Cardiomyopathy in dogs is a condition where the heart muscle degenerates and the heart becomes enlarged. When the muscle degenerates, the heart stops functioning properly, and this can lead to congestive heart failure.
Cardiomyopathy is most common in large dogs, and it’s the leading cause of heart failure in certain large breeds. Symptoms may not appear in some dogs or may appear very suddenly and can include shortness of breath, weakness, collapse, or even sudden death.
If your dog is at risk or showing symptoms, consult your veterinarian immediately so they can form a proper diagnosis and begin treatment. Here’s what you should know about the symptoms, causes, and treatments for cardiomyopathy in dogs.
Symptoms Of Cardiomyopathy In Dogs
Symptoms of cardiomyopathy in dogs can vary. Some dogs don’t show symptoms until the condition gets worse, and some dogs suddenly collapse or die.
It’s important to have regular check-ups with your vet because they may find heart problems in their early stages during an exam and begin treatment.
Here are some of the symptoms you might see in dogs with cardiomyopathy:
- Shortness of breath or rapid breathing

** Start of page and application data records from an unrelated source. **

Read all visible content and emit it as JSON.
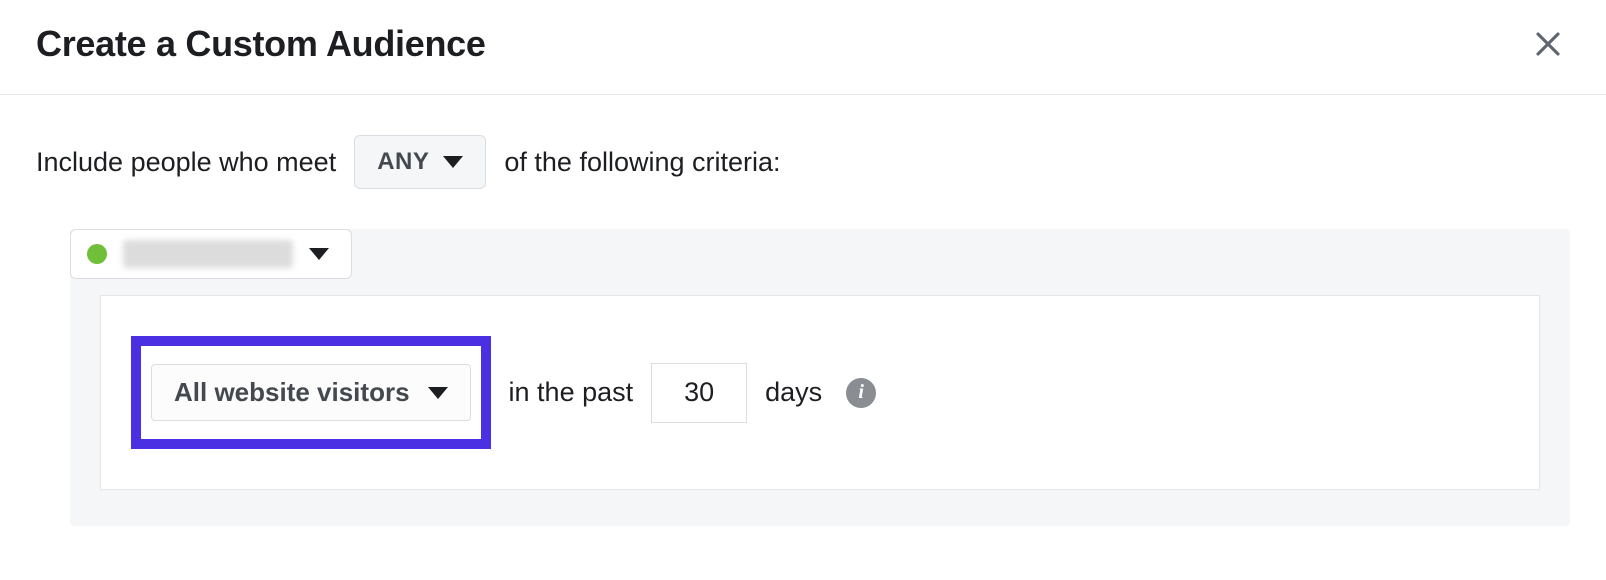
{
  "header": {
    "title": "Create a Custom Audience"
  },
  "criteria": {
    "sentence_prefix": "Include people who meet",
    "match_mode": "ANY",
    "sentence_suffix": "of the following criteria:"
  },
  "source": {
    "status_color": "#6fbf3b",
    "label_redacted": true
  },
  "rule": {
    "visitor_type": "All website visitors",
    "mid_text": "in the past",
    "days_value": "30",
    "days_label": "days"
  }
}
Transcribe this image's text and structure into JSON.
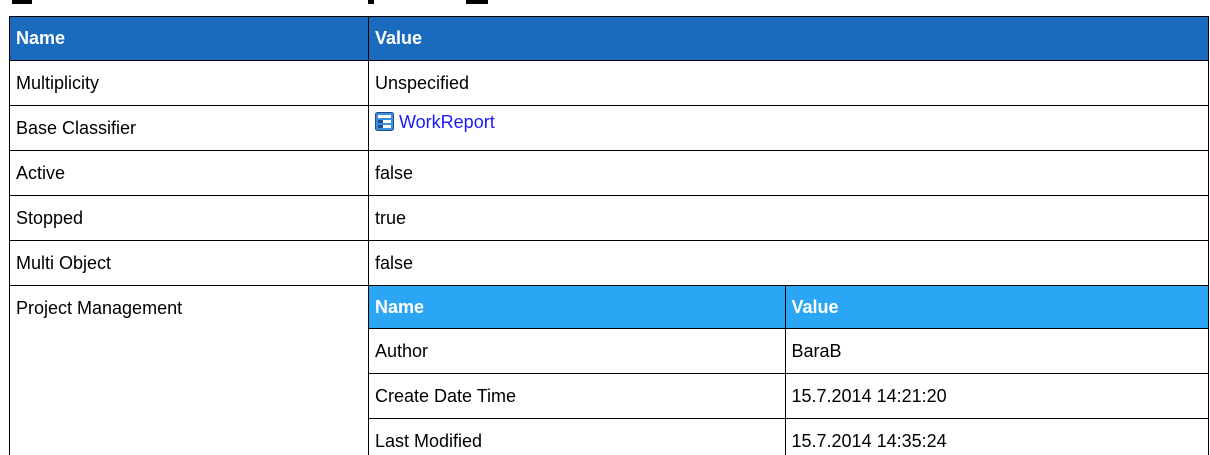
{
  "header": {
    "name": "Name",
    "value": "Value"
  },
  "rows": [
    {
      "name": "Multiplicity",
      "value": "Unspecified"
    },
    {
      "name": "Base Classifier",
      "value": "WorkReport",
      "icon": "class-icon"
    },
    {
      "name": "Active",
      "value": "false"
    },
    {
      "name": "Stopped",
      "value": "true"
    },
    {
      "name": "Multi Object",
      "value": "false"
    }
  ],
  "project": {
    "name": "Project Management",
    "header": {
      "name": "Name",
      "value": "Value"
    },
    "rows": [
      {
        "name": "Author",
        "value": "BaraB"
      },
      {
        "name": "Create Date Time",
        "value": "15.7.2014 14:21:20"
      },
      {
        "name": "Last Modified",
        "value": "15.7.2014 14:35:24"
      }
    ]
  },
  "colors": {
    "header_bg": "#1a6bbd",
    "nested_header_bg": "#2aa6f5",
    "link": "#1a1aff"
  }
}
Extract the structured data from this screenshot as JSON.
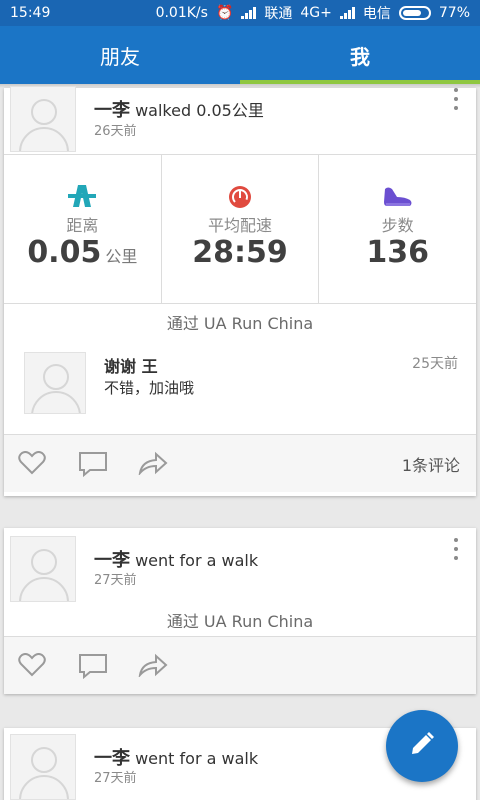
{
  "status_bar": {
    "time": "15:49",
    "net_speed": "0.01K/s",
    "carrier1": "联通",
    "network": "4G+",
    "carrier2": "电信",
    "battery": "77%",
    "battery_level": 0.77
  },
  "tabs": [
    {
      "label": "朋友",
      "active": false
    },
    {
      "label": "我",
      "active": true
    }
  ],
  "colors": {
    "primary": "#1b75c6",
    "tab_indicator": "#8fc741",
    "distance_icon": "#22a7b8",
    "pace_icon": "#e04a3f",
    "steps_icon": "#6b4fd1"
  },
  "posts": [
    {
      "user": "一李",
      "action": "walked 0.05公里",
      "time": "26天前",
      "stats": [
        {
          "icon": "distance-icon",
          "label": "距离",
          "value": "0.05",
          "unit": "公里"
        },
        {
          "icon": "speedometer-icon",
          "label": "平均配速",
          "value": "28:59",
          "unit": ""
        },
        {
          "icon": "shoe-icon",
          "label": "步数",
          "value": "136",
          "unit": ""
        }
      ],
      "via": "通过 UA Run China",
      "comment": {
        "name": "谢谢 王",
        "text": "不错，加油哦",
        "time": "25天前"
      },
      "comment_count": "1条评论"
    },
    {
      "user": "一李",
      "action": "went for a walk",
      "time": "27天前",
      "via": "通过 UA Run China"
    },
    {
      "user": "一李",
      "action": "went for a walk",
      "time": "27天前"
    }
  ],
  "fab": {
    "icon": "pencil-icon"
  }
}
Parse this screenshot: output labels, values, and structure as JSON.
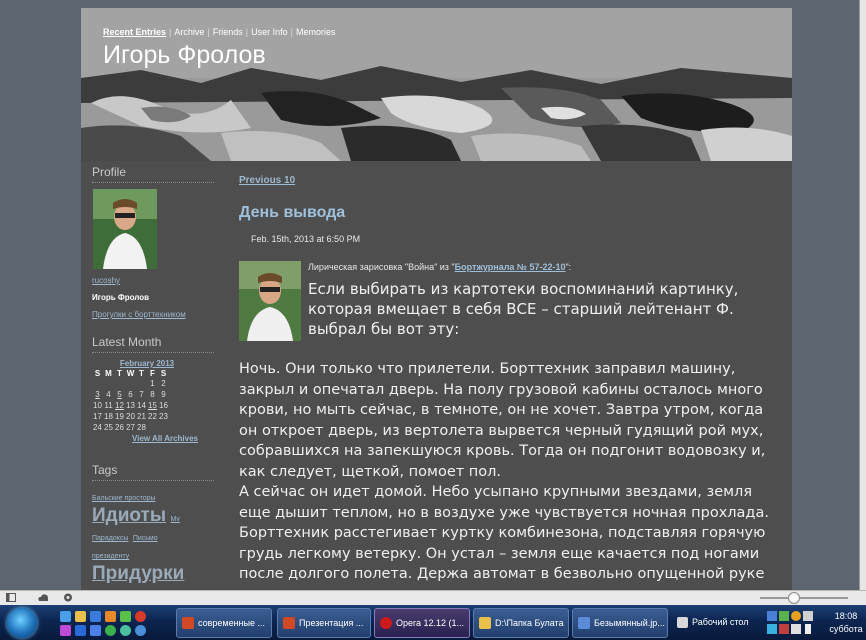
{
  "nav": {
    "items": [
      "Recent Entries",
      "Archive",
      "Friends",
      "User Info",
      "Memories"
    ],
    "separator": "|"
  },
  "site": {
    "title": "Игорь Фролов"
  },
  "sidebar": {
    "profile_heading": "Profile",
    "userlink": "rucoshy",
    "username": "Игорь Фролов",
    "profile_link": "Прогулки с борттехником",
    "latest_month_heading": "Latest Month",
    "calendar": {
      "month_label": "February 2013",
      "weekdays": [
        "S",
        "M",
        "T",
        "W",
        "T",
        "F",
        "S"
      ],
      "rows": [
        [
          "",
          "",
          "",
          "",
          "",
          "1",
          "2"
        ],
        [
          "3",
          "4",
          "5",
          "6",
          "7",
          "8",
          "9"
        ],
        [
          "10",
          "11",
          "12",
          "13",
          "14",
          "15",
          "16"
        ],
        [
          "17",
          "18",
          "19",
          "20",
          "21",
          "22",
          "23"
        ],
        [
          "24",
          "25",
          "26",
          "27",
          "28",
          "",
          ""
        ]
      ],
      "view_all": "View All Archives"
    },
    "tags_heading": "Tags",
    "tags": {
      "t1": "Бальские просторы",
      "t2": "Идиоты",
      "t3": "Mv",
      "t4": "Парадоксы",
      "t5": "Письмо",
      "t6": "президенту",
      "t7": "Придурки"
    }
  },
  "main": {
    "prev_link": "Previous 10",
    "post_title": "День вывода",
    "post_date": "Feb. 15th, 2013 at 6:50 PM",
    "caption_prefix": "Лирическая зарисовка \"Война\" из \"",
    "caption_link": "Бортжурнала № 57-22-10",
    "caption_suffix": "\":",
    "lead": "Если выбирать из картотеки воспоминаний картинку, которая вмещает в себя ВСЕ – старший лейтенант Ф. выбрал бы вот эту:",
    "paragraph1": "Ночь. Они только что прилетели. Борттехник заправил машину, закрыл и опечатал дверь. На полу грузовой кабины осталось много крови, но мыть сейчас, в темноте, он не хочет. Завтра утром, когда он откроет дверь, из вертолета вырвется черный гудящий рой мух, собравшихся на запекшуюся кровь. Тогда он подгонит водовозку и, как следует, щеткой, помоет пол.",
    "paragraph2": "А сейчас он идет домой. Небо усыпано крупными звездами, земля еще дышит теплом, но в воздухе уже чувствуется ночная прохлада. Борттехник расстегивает куртку комбинезона, подставляя горячую грудь легкому ветерку. Он устал – земля еще качается под ногами после долгого полета. Держа автомат в безвольно опущенной руке"
  },
  "taskbar": {
    "buttons": [
      {
        "label": "современные ...",
        "color": "#d04a25"
      },
      {
        "label": "Презентация ...",
        "color": "#d04a25"
      },
      {
        "label": "Opera 12.12 (1...",
        "color": "#cc1a1a"
      },
      {
        "label": "D:\\Папка Булата",
        "color": "#e8c04a"
      },
      {
        "label": "Безымянный.jp...",
        "color": "#5a8ad8"
      }
    ],
    "desktop_label": "Рабочий стол",
    "clock_time": "18:08",
    "clock_day": "суббота"
  }
}
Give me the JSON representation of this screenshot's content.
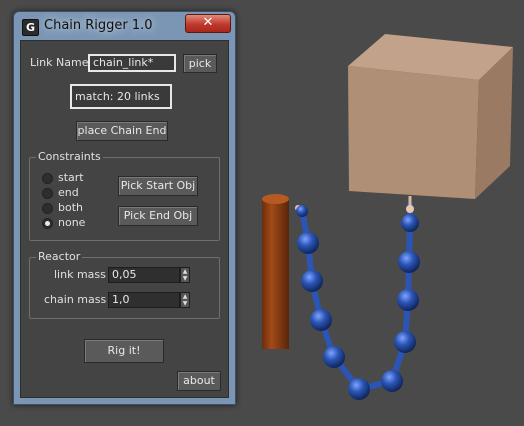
{
  "window": {
    "title": "Chain Rigger 1.0",
    "icon": "gear-icon",
    "close_label": "✕"
  },
  "link": {
    "label": "Link Name:",
    "value": "chain_link*",
    "pick_label": "pick"
  },
  "match_text": "match: 20 links",
  "place_chain_end_label": "place Chain End",
  "constraints": {
    "title": "Constraints",
    "options": [
      {
        "label": "start",
        "selected": false
      },
      {
        "label": "end",
        "selected": false
      },
      {
        "label": "both",
        "selected": false
      },
      {
        "label": "none",
        "selected": true
      }
    ],
    "pick_start_label": "Pick Start Obj",
    "pick_end_label": "Pick End Obj"
  },
  "reactor": {
    "title": "Reactor",
    "link_mass_label": "link mass",
    "link_mass_value": "0,05",
    "chain_mass_label": "chain mass",
    "chain_mass_value": "1,0"
  },
  "rig_label": "Rig it!",
  "about_label": "about",
  "colors": {
    "viewport_bg": "#4a4a4a",
    "panel_bg": "#444444",
    "window_frame": "#7b96b4",
    "box": "#b08f77",
    "post": "#8a3f15",
    "chain": "#2b55b5"
  }
}
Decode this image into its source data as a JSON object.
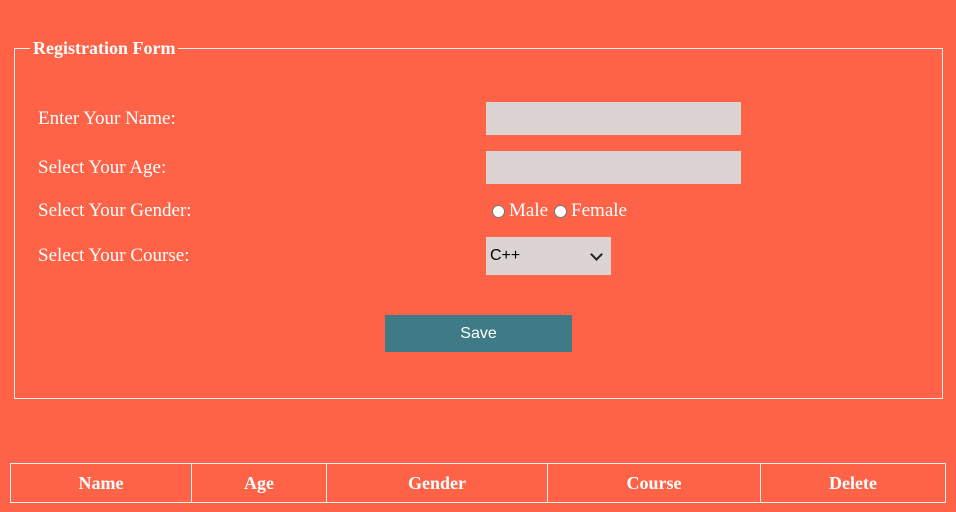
{
  "form": {
    "legend": "Registration Form",
    "name_label": "Enter Your Name:",
    "name_value": "",
    "age_label": "Select Your Age:",
    "age_value": "",
    "gender_label": "Select Your Gender:",
    "gender_options": [
      "Male",
      "Female"
    ],
    "course_label": "Select Your Course:",
    "course_selected": "C++",
    "save_label": "Save"
  },
  "table": {
    "headers": [
      "Name",
      "Age",
      "Gender",
      "Course",
      "Delete"
    ]
  },
  "colors": {
    "background": "#ff6347",
    "button": "#3f7b86",
    "input": "#dcd4d3"
  }
}
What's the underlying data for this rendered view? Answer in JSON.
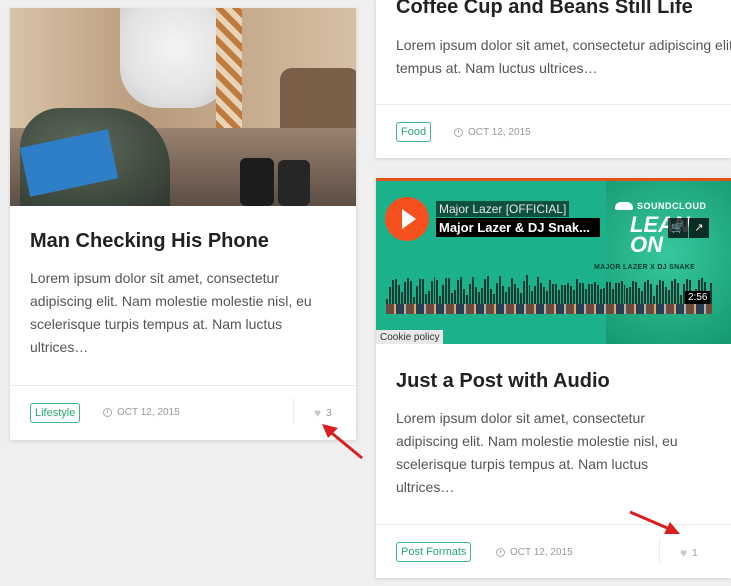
{
  "posts": {
    "left": {
      "title": "Man Checking His Phone",
      "excerpt": "Lorem ipsum dolor sit amet, consectetur adipiscing elit. Nam molestie molestie nisl, eu scelerisque turpis tempus at. Nam luctus ultrices…",
      "tag": "Lifestyle",
      "date": "OCT 12, 2015",
      "likes": "3"
    },
    "right_top": {
      "title": "Coffee Cup and Beans Still Life",
      "excerpt": "Lorem ipsum dolor sit amet, consectetur adipiscing elit tempus at. Nam luctus ultrices…",
      "tag": "Food",
      "date": "OCT 12, 2015"
    },
    "right_bottom": {
      "title": "Just a Post with Audio",
      "excerpt": "Lorem ipsum dolor sit amet, consectetur adipiscing elit. Nam molestie molestie nisl, eu scelerisque turpis tempus at. Nam luctus ultrices…",
      "tag": "Post Formats",
      "date": "OCT 12, 2015",
      "likes": "1"
    }
  },
  "player": {
    "artist": "Major Lazer [OFFICIAL]",
    "track": "Major Lazer & DJ Snak...",
    "brand": "SOUNDCLOUD",
    "art_title_1": "LEAN",
    "art_title_2": "ON",
    "art_credit": "MAJOR LAZER X DJ SNAKE",
    "duration": "2:56",
    "cookie_label": "Cookie policy"
  },
  "colors": {
    "accent_tag": "#3bb583",
    "player_bg": "#1bb18b",
    "play_button": "#f5501e",
    "annotation_arrow": "#d81e1e"
  }
}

- Distended abdomen
- Loss of consciousness
- Blue tongue
- Excessive drooling
- Exercise intolerance
- Heart murmur
Causes Of Cardiomyopathy In Dogs
The causes of cardiomyopathy in dogs are mostly unknown or highly debated, but there are a few factors that put dogs more at risk for developing the condition.
The risk increases with age, and usually the condition affects dogs between four and ten years old. It also affects male dogs more often than females.
Evidence suggests that taurine deficiency or carnitine deficiency may contribute to the condition, too.
Certain breeds, especially larger dogs, are more at risk, as well. Cardiomyopathy is more common in:
- Afghan Hounds
- Doberman Pinschers
- German Shepherds
- Great Danes
- Irish Wolfhounds
- Labrador Retrievers
- Saint Bernards
- Scottish Deerhounds
- Cocker Spaniels
- Springer Spaniels
- Cavalier King Charles Spaniels
Treatments For Cardiomyopathy In Dogs
A combination of drugs are typically used in the treatment of cardiomyopathy in dogs. Vets use diuretics to remove excess fluid from the body, especially fluid that has accumulated in the lungs.
Vets may also prescribe enzyme inhibitors to reduce blood pressure and prevent the heart from getting overworked. Vasodilators — drugs that dilate the arteries and veins — can also help the heart not have to work so hard to pump blood throughout the body.
Vets may rely on bronchodilators to make it easier for dogs to breathe. They may prescribe other drugs, as well, so if your vet diagnoses your dog with cardiomyopathy, follow their instructions closely.
The goal of treatment is to reduce the risk of congestive heart failure. Some dogs respond well to medication while others do not, though beginning treatment in the early stages of the disease tends to help.
Cardiomyopathy is a serious condition, and dogs who have it will need to be monitored. The prognosis is usually not good, though your vet will be able to give you more information about your individual dog if they are diagnosed with the condition.
Do you keep up with regular vet visits to find medical issues early? How do you keep your dog’s heart healthy? Let us know in the comments below!